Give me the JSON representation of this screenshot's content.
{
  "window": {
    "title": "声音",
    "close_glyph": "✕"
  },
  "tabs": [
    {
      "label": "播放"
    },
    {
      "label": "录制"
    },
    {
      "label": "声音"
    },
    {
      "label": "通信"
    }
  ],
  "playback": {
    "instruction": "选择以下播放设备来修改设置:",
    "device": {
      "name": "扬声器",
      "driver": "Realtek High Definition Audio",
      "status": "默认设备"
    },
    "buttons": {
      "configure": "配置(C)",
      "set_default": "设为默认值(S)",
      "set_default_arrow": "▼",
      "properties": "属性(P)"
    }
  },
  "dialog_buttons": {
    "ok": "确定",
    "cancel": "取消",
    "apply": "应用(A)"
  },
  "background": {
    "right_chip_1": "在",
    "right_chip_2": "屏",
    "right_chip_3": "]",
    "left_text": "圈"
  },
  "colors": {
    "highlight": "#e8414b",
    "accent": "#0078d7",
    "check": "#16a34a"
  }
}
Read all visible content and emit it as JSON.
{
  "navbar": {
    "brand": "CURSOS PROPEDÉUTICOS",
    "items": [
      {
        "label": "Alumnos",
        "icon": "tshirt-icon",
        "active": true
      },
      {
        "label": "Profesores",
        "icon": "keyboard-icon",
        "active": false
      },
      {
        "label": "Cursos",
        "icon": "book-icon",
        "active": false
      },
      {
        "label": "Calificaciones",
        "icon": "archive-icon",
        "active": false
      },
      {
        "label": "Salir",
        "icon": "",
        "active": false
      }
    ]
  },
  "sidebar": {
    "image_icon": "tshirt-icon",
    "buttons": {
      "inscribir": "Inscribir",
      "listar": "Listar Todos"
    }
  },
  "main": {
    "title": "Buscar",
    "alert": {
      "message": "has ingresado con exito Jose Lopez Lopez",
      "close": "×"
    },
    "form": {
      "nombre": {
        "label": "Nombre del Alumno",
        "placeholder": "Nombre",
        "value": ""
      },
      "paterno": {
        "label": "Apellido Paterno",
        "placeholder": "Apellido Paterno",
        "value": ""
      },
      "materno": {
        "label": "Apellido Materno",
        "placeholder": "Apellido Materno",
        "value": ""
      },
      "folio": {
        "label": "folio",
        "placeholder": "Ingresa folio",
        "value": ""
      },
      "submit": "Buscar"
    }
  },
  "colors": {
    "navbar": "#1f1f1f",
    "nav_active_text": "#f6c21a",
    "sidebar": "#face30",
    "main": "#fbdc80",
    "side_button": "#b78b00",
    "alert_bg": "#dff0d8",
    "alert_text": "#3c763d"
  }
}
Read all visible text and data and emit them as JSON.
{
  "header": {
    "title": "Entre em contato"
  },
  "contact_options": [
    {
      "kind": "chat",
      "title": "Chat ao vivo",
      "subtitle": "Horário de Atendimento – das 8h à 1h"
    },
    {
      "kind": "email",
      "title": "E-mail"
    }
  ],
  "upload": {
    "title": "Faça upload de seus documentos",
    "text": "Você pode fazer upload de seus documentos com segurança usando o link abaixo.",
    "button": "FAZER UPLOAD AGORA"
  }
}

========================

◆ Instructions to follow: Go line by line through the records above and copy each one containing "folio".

◆ Answer space:
      "folio": {
        "label": "folio",
        "placeholder": "Ingresa folio",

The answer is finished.